For more information on the discovery, contact Schaefer at 225-578-0015 or Schaefer will be attending the AAS conference until Jan. 13, but will be reachable through messages left at 619-908-5062 or 619-908-5065. The results of Schaefer’s research will be published in the May 2005 issue of the Journal for the History of Astronomy. More information, including Schaefer’s journal paper, is available at

Bradley Schaefer | EurekAlert!
Further information:

More articles from Physics and Astronomy:

nachricht First results of NSTX-U research operations
26.10.2016 | DOE/Princeton Plasma Physics Laboratory

nachricht Scientists discover particles similar to Majorana fermions
25.10.2016 | Chinese Academy of Sciences Headquarters

All articles from Physics and Astronomy >>>

The most recent press releases about innovation >>>

Die letzten 5 Focus-News des innovations-reports im Überblick:

Im Focus: Etching Microstructures with Lasers

Ultrafast lasers have introduced new possibilities in engraving ultrafine structures, and scientists are now also investigating how to use them to etch microstructures into thin glass. There are possible applications in analytics (lab on a chip) and especially in electronics and the consumer sector, where great interest has been shown.

This new method was born of a surprising phenomenon: irradiating glass in a particular way with an ultrafast laser has the effect of making the glass up to a...

Im Focus: Light-driven atomic rotations excite magnetic waves

Terahertz excitation of selected crystal vibrations leads to an effective magnetic field that drives coherent spin motion

Controlling functional properties by light is one of the grand goals in modern condensed matter physics and materials science. A new study now demonstrates how...

Im Focus: New 3-D wiring technique brings scalable quantum computers closer to reality

Researchers from the Institute for Quantum Computing (IQC) at the University of Waterloo led the development of a new extensible wiring technique capable of controlling superconducting quantum bits, representing a significant step towards to the realization of a scalable quantum computer.
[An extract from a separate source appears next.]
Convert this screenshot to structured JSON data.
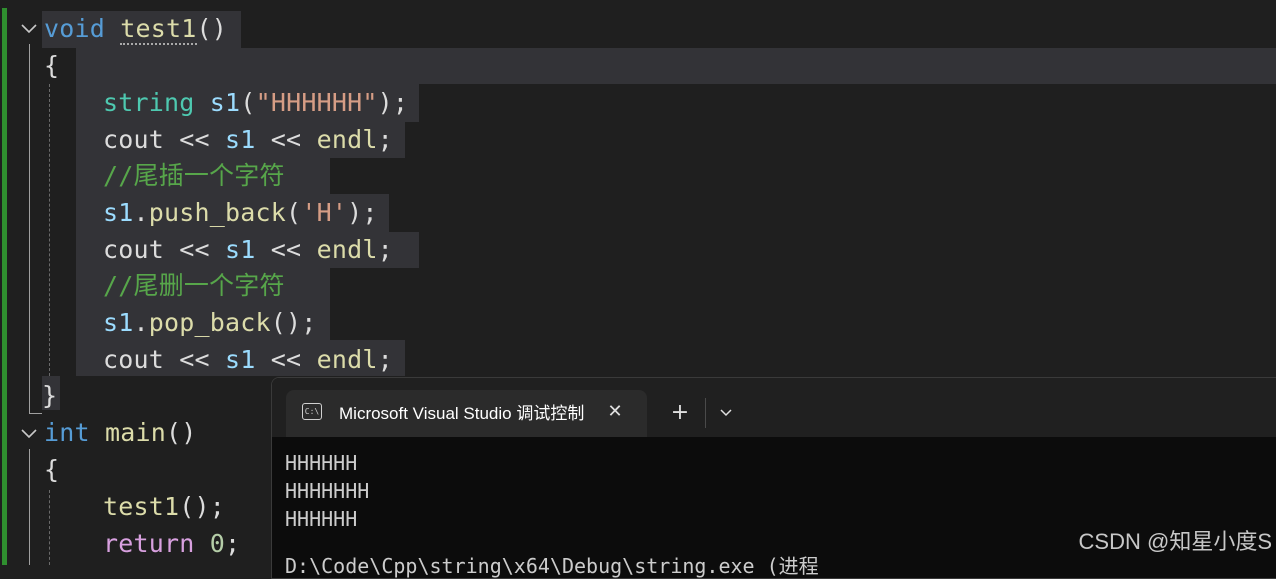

"The quantum socket is a wiring method that uses three-dimensional wires based on spring-loaded pins to address individual qubits," said Jeremy Béjanin, a PhD...

Im Focus: Scientists develop a semiconductor nanocomposite material that moves in response to light

In a paper in Scientific Reports, a research team at Worcester Polytechnic Institute describes a novel light-activated phenomenon that could become the basis for applications as diverse as microscopic robotic grippers and more efficient solar cells.

A research team at Worcester Polytechnic Institute (WPI) has developed a revolutionary, light-activated semiconductor nanocomposite material that can be used...

Im Focus: Diamonds aren't forever: Sandia, Harvard team create first quantum computer bridge

By forcefully embedding two silicon atoms in a diamond matrix, Sandia researchers have demonstrated for the first time on a single chip all the components needed to create a quantum bridge to link quantum computers together.

"People have already built small quantum computers," says Sandia researcher Ryan Camacho. "Maybe the first useful one won't be a single giant quantum computer...

All Focus news of the innovation-report >>>



Event News

#IC2S2: When Social Science meets Computer Science - GESIS will host the IC2S2 conference 2017

14.10.2016 | Event News

Agricultural Trade Developments and Potentials in Central Asia and the South Caucasus

14.10.2016 | Event News

World Health Summit – Day Three: A Call to Action

12.10.2016 | Event News

Latest News

3-D-printed structures shrink when heated

26.10.2016 | Materials Sciences

Indian roadside refuse fires produce toxic rainbow

26.10.2016 | Health and Medicine

First results of NSTX-U research operations

26.10.2016 | Physics and Astronomy

More VideoLinks >>>